__DATASET CONTENT__.
▼▼▼

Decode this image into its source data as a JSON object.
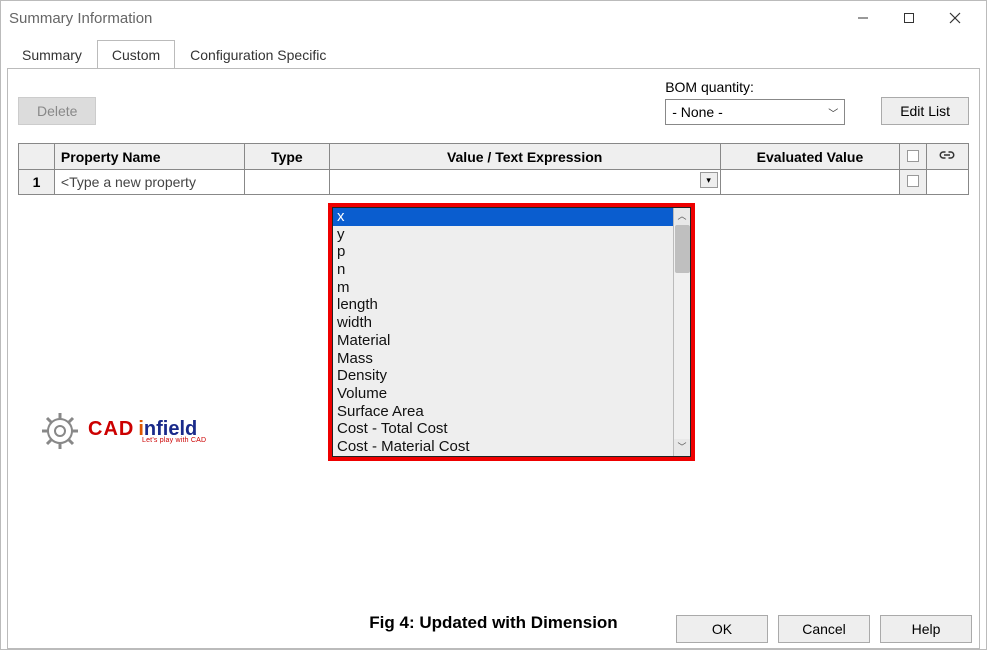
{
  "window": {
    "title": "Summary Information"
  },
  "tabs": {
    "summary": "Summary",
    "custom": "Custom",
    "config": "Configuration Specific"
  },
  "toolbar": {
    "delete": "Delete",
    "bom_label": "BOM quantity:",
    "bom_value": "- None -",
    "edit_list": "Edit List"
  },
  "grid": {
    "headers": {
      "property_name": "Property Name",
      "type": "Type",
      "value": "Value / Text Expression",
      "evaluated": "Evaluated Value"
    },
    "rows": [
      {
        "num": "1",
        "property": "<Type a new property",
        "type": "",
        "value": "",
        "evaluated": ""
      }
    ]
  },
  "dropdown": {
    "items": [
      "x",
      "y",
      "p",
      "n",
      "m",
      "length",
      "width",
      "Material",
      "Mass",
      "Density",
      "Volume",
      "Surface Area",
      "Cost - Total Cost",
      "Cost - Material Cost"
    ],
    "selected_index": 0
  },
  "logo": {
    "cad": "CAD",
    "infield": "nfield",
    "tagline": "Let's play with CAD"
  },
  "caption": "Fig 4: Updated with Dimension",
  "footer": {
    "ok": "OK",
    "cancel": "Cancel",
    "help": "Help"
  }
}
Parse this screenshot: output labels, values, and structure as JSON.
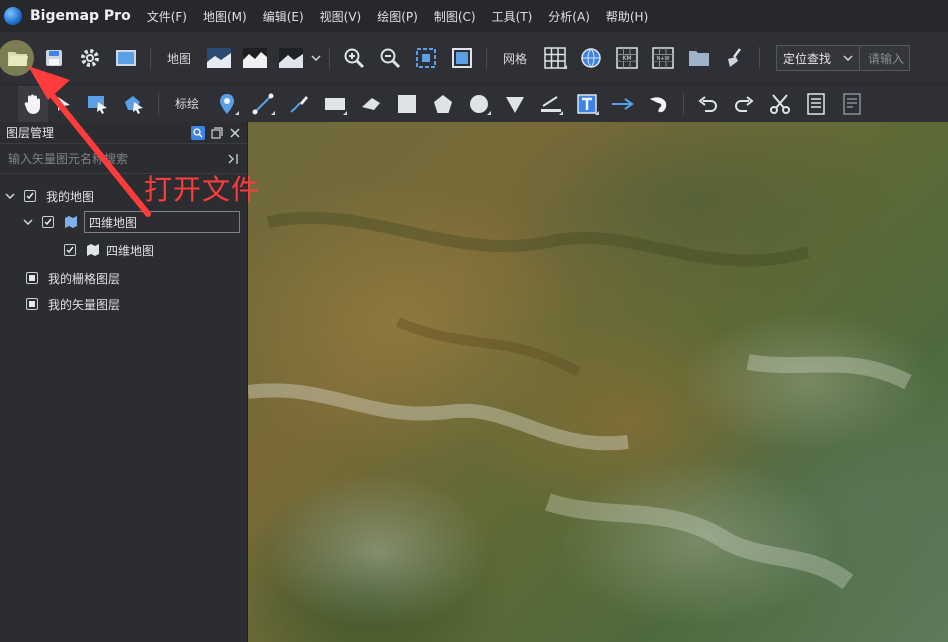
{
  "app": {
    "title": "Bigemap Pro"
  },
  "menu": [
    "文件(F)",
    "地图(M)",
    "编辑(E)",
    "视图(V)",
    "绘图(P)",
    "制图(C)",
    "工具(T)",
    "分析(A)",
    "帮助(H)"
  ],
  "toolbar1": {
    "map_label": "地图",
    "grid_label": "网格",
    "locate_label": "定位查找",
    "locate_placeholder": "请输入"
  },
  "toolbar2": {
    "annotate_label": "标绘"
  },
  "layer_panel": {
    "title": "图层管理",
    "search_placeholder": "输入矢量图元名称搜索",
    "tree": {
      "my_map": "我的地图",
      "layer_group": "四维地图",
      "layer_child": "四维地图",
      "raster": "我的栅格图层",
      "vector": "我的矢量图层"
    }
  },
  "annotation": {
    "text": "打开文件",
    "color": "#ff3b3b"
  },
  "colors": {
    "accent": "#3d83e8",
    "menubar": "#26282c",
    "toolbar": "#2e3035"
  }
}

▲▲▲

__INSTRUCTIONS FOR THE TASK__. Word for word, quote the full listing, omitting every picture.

__WRITTEN SOLUTION__.
Decode this image into its source data as a JSON object.
{
  "window": {
    "title": "Summary Information"
  },
  "tabs": {
    "summary": "Summary",
    "custom": "Custom",
    "config": "Configuration Specific"
  },
  "toolbar": {
    "delete": "Delete",
    "bom_label": "BOM quantity:",
    "bom_value": "- None -",
    "edit_list": "Edit List"
  },
  "grid": {
    "headers": {
      "property_name": "Property Name",
      "type": "Type",
      "value": "Value / Text Expression",
      "evaluated": "Evaluated Value"
    },
    "rows": [
      {
        "num": "1",
        "property": "<Type a new property",
        "type": "",
        "value": "",
        "evaluated": ""
      }
    ]
  },
  "dropdown": {
    "items": [
      "x",
      "y",
      "p",
      "n",
      "m",
      "length",
      "width",
      "Material",
      "Mass",
      "Density",
      "Volume",
      "Surface Area",
      "Cost - Total Cost",
      "Cost - Material Cost"
    ],
    "selected_index": 0
  },
  "logo": {
    "cad": "CAD",
    "infield": "nfield",
    "tagline": "Let's play with CAD"
  },
  "caption": "Fig 4: Updated with Dimension",
  "footer": {
    "ok": "OK",
    "cancel": "Cancel",
    "help": "Help"
  }
}
Parse this screenshot: output labels, values, and structure as JSON.
{
  "app": {
    "title": "Bigemap Pro"
  },
  "menu": [
    "文件(F)",
    "地图(M)",
    "编辑(E)",
    "视图(V)",
    "绘图(P)",
    "制图(C)",
    "工具(T)",
    "分析(A)",
    "帮助(H)"
  ],
  "toolbar1": {
    "map_label": "地图",
    "grid_label": "网格",
    "locate_label": "定位查找",
    "locate_placeholder": "请输入"
  },
  "toolbar2": {
    "annotate_label": "标绘"
  },
  "layer_panel": {
    "title": "图层管理",
    "search_placeholder": "输入矢量图元名称搜索",
    "tree": {
      "my_map": "我的地图",
      "layer_group": "四维地图",
      "layer_child": "四维地图",
      "raster": "我的栅格图层",
      "vector": "我的矢量图层"
    }
  },
  "annotation": {
    "text": "打开文件",
    "color": "#ff3b3b"
  },
  "colors": {
    "accent": "#3d83e8",
    "menubar": "#26282c",
    "toolbar": "#2e3035"
  }
}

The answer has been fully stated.